Summary: "Permission-Barrier-Free OA," because it is on a continuum, needs at least a minimal lower bound to be specified. "Price-Barrier-Free OA" is not on a continuum. It just means free access online. However, it too needs to make a few obvious details explicit: (1) The free access is to the full digital document (not just to parts or metadata). (2) There is no "degree of free" access: Lower-priced access is not "almost free" access. (3) The free access is immediate, not delayed or embargoed. (4) The free access is permanent and continuous. (5) The access is free for any user webwide, not just certain sites, domains or regions. (6) The free access is one-click and not gerrymandered (as Google Books or copy-blocked PDF are). Hence "Almost-OA" [via Closed Access plus the "Email Eprint Request" Button] is definitely not OA -- though it will help hasten OA's growth. Nor does Price-Barrier-Free OA alone count as Permission-Barrier-Free OA. The only way to give that distinction substance, however, is to specify a minimal lower bound for Permission-Barrier-Free OA.
The background here is the distinction that Stevan and I once described with the terms strong and weak OA. We now agree that we picked infelicitous terms to describe the distinction and are looking for better ones. But the distinction itself remains important, widely accepted, and non-controversial. Here Stevan elaborates on one side of the distinction: what we called "weak OA" or the removal of price barriers without the removal of permission barriers. I want to elaborate on the distinction itself or on the borderline between the two halves.
Here's how I described the borderline in a comment on Peter Murray-Rust's blog last week:
The borderline between strong and weak OA is easy to define. Weak OA removes no permission barriers and strong OA removes at least some permission barriers. (Both of them remove price barriers.)
The fact that strong OA covers a range of different positions...is not relevant to the distinction between strong and weak OA itself....
I stand by that (with the exception that I'm no longer using the terms strong and weak OA). But this way of putting it presupposes the idea of a permission barrier.
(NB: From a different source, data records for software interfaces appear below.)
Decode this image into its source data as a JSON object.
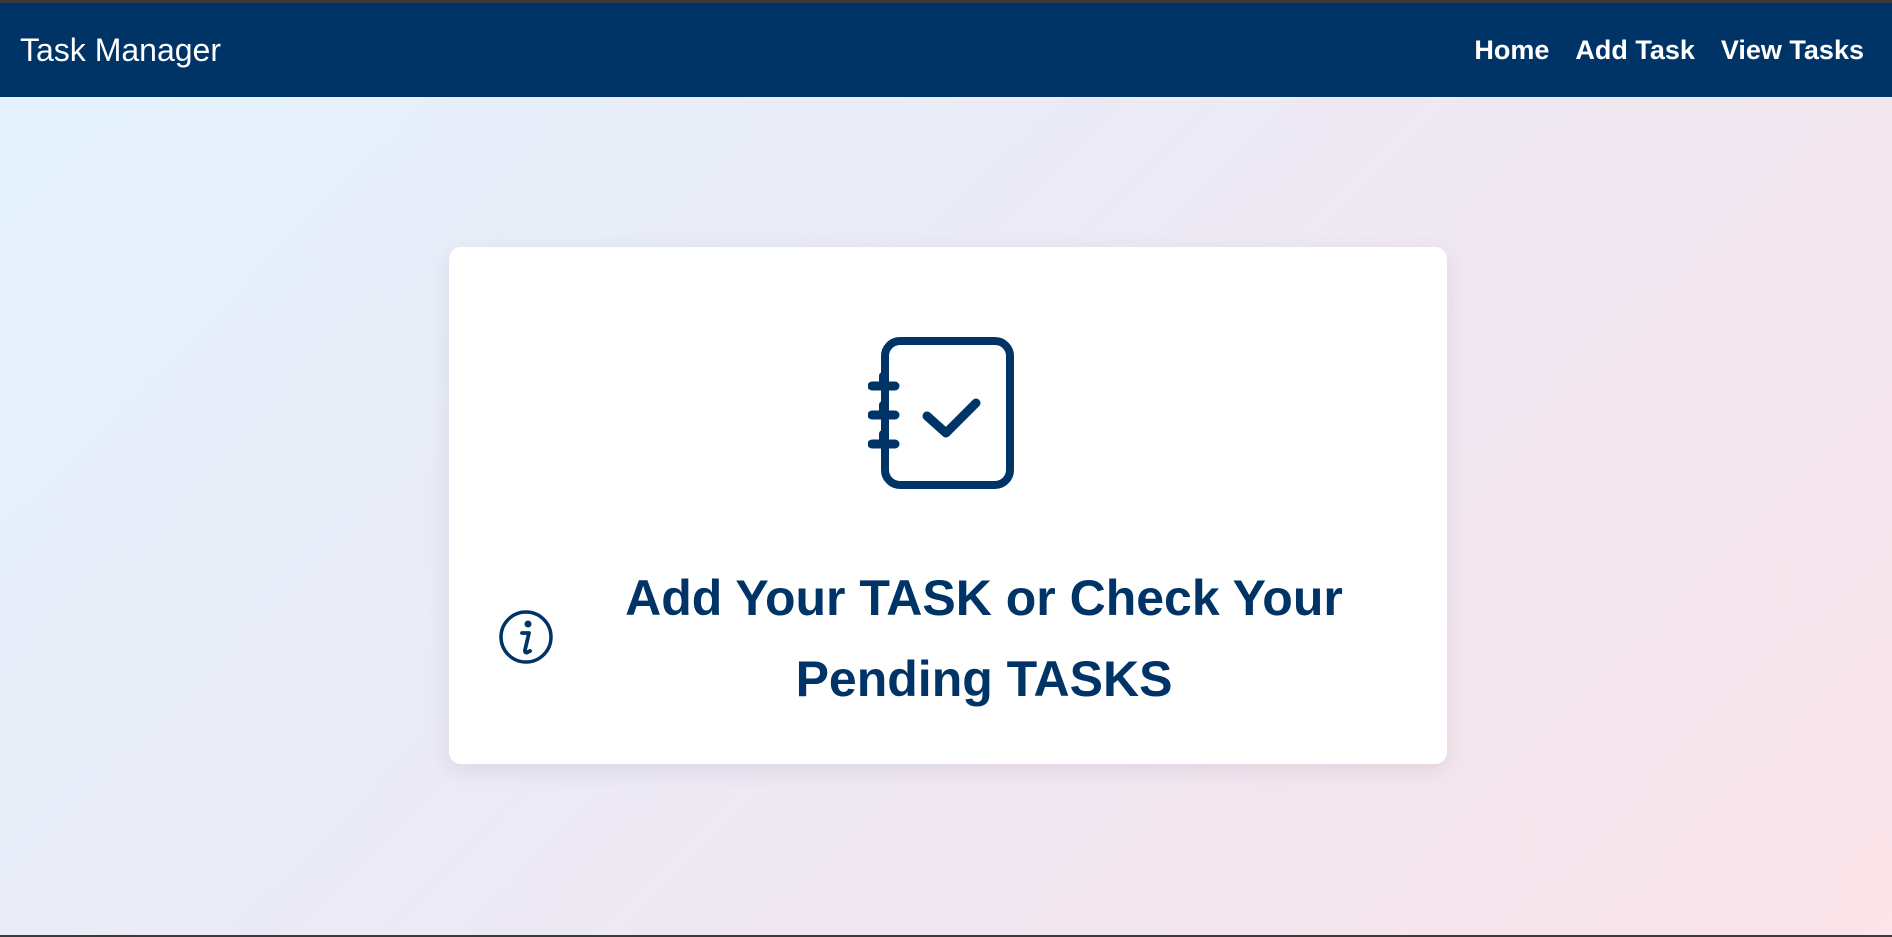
{
  "navbar": {
    "brand": "Task Manager",
    "links": [
      {
        "label": "Home"
      },
      {
        "label": "Add Task"
      },
      {
        "label": "View Tasks"
      }
    ]
  },
  "hero": {
    "icon": "notebook-check-icon",
    "info_icon": "info-icon",
    "headline": "Add Your TASK or Check Your Pending TASKS"
  },
  "colors": {
    "navbar_bg": "#003366",
    "accent": "#003366",
    "card_bg": "#ffffff"
  }
}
Since I introduced that term in a 2003 article, and since the term may not be self-explanatory, let me explain what I meant, starting with a couple of examples. If copying a short excerpt is permitted by "fair use" (or "fair dealing" or the local equivalent), then users may do it without asking anyone's permission. There are no permission barriers in the way. If copying full text and redistributing it to others exceeds fair use (or the local equivalent), then users must ask permission first, take the legal risk of proceeding without it, or err on the side of non-use. In general, when a use requires permission, users face a permission barrier. When rightsholders grant permission in advance for uses that exceed fair use (or the local equivalent), then they remove permission barriers.
As a practical matter, there are two ways to remove permission barriers: (1) with copyright holder consent, through a license or statement permitting uses that would otherwise be impermissible or doubtful, and (2) with the expiration of copyright and the transition of the work into the public domain.
As I said in my original post on strong and weak OA, there is more than one permission barrier to remove and therefore more than one kind or degree of strong OA. (This is the continuum Stevan refers to in his post.) Not all ways of removing permission barriers are equivalent to one another. For example, allowing full-text copying for commercial use is clearly not equivalent to prohibiting that sort of copying but permitting full-text coping for non-commercial use. But removing some permission barriers is clearly different from removing none at all, and that's the distinction I'm trying to articulate here.
Peter Suber at 5/11/2008 05:43:00 PM.
The open access movement:
Putting peer-reviewed scientific and scholarly literature
on the internet. Making it available free of charge and
free of most copyright and licensing restrictions.
Removing the barriers to serious research.